Skin Care saw a massive boost during the second half of 2020. And with the immense focus on self-care, mindfulness and ethos, consumers are more demanding of brands’ values than ever before. This focus is seeping into the industry’s videos, too. Here, Moss Studio + Magazine examines four major trends to look out for.
1. Sensorially-driven Video
Skin care is a sensorial experience. It’s about texture, smell, sight, and hearing—even about creating a moment that’s immersive and uplifting. For high-end video, we see this approach embraced across a range of different beauty brands’ creative pieces. Whether it’s Dior’s Prestige or Estée Lauder’s Re-Nutriv, they take their time to emulate the essence of their product beyond facts and catchy taglines. The material is specifically shot and edited to pull the viewer into an experience that appeals to more senses than one.
It’s aspirational, and it creates an encapsulating and evocative atmosphere. Sensorial video is highly impactful; it gets under the skin of the audience, in a good way. More than the end result, it emphasizes and highlights the journey that any experience represents, through all our different senses.

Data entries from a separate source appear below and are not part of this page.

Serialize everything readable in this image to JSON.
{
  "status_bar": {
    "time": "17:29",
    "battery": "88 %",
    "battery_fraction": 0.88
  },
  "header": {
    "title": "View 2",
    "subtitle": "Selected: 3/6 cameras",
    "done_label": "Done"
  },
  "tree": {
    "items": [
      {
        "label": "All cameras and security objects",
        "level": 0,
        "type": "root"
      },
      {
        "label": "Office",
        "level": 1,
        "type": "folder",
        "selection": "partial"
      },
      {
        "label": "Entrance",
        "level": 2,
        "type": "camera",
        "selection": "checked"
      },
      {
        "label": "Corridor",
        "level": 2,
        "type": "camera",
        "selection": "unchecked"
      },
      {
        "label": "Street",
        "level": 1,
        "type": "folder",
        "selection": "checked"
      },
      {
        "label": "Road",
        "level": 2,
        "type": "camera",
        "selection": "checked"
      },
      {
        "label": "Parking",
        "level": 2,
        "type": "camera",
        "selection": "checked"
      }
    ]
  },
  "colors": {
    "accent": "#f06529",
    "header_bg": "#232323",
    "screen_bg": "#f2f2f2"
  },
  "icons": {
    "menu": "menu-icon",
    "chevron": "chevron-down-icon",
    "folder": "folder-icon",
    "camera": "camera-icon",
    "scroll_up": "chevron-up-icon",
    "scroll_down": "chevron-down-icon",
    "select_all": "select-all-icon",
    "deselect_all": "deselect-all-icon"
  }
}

2. Creating a Connection with Nature Through Skin Care
With ethos taking center stage during the course of 2020, it should come as no surprise that sustainability, responsibility and a closer connection to nature is establishing itself as a skin care video trend. Furthermore, nature became an extremely important (and for many, newfound) passion for consumers across the globe. Forced into lockdown of varying degrees, nature is now a place of refuge and breathing space like never before. Skin care, in turn, is drawing the connection between their source ingredients and their products.
Big sweeping visuals of gorgeous landscapes, and micro shots that showcase texture and color of nature’s marvels. Biotherm’s Life Plankton Elixir Blue Fountain is an ode to the sea, to recycling, and to sustainable skincare production. Deep blue, sleek, and stunning; the entire ocean in a bottle, that you don’t need to throw away. Guerlain’s Orchidee Imperiale is the result of 15 years of research on the power of orchids — and a reminder that the brand supports orchid conservation in China. All in all, skin care is looking for ways to do their bit, and showcasing their commitment to nature through their creative.
3. Self-care and Human Connection
Isolation has grown into one of the largest mental health and self-care issues nations have faced during the pandemic. Skin care’s boost is largely due to an ever-growing focus on self-care, but now we’re also seeing a focus on human connection in their campaigns. Shiseido’s #AliveWithBeauty campaign is a celebration of friendship, and a touching comment on our dependence upon each other for happiness and self-confidence. As people everywhere count the days until society begins opening up for human connection again, this campaign’s focus couldn’t be more timely.
Touching on the importance of self-care, Tatcha’s Moments of Calm are sound and imagery snippets intended for a pause. A mini-meditation and a calm break in the intensity that has defined the home office lives of so many over the past almost 12 months. They are driven entirely by a promotion of self-care, solidifying the Tatcha ethos of serving their customers’ well-being in a comprehensive and holistic way.
4. Emulating a Sense of Place
Capturing a longing for travel, skin care video is focused on taking their audiences on virtual journeys, in lieu of the real ones. Tatcha’s above-mentioned campaign isn’t just a quiet moment – it’s a quiet moment in Japan. The sounds and the imageries are all carefully selected to do what Tatcha always does: Take us on a similar journey to their founder Vicky Tsai. Estée Lauder does it, too – as does Guerlain and Dior in their videos. In the space of a few seconds, we are transported to a different world.
In combination with the sensorial approach we see across the board, this is truly audience-driven video, with a strong focus on immersive storytelling. The promotion itself becomes a near after-thought; the product itself the key to the aspiration and inspiration these campaigns convey. It all lends itself well to the ethos-backed creative strategy, too, which it’s likely we’ll continue to see spreading and growing throughout the beauty industry’s video content.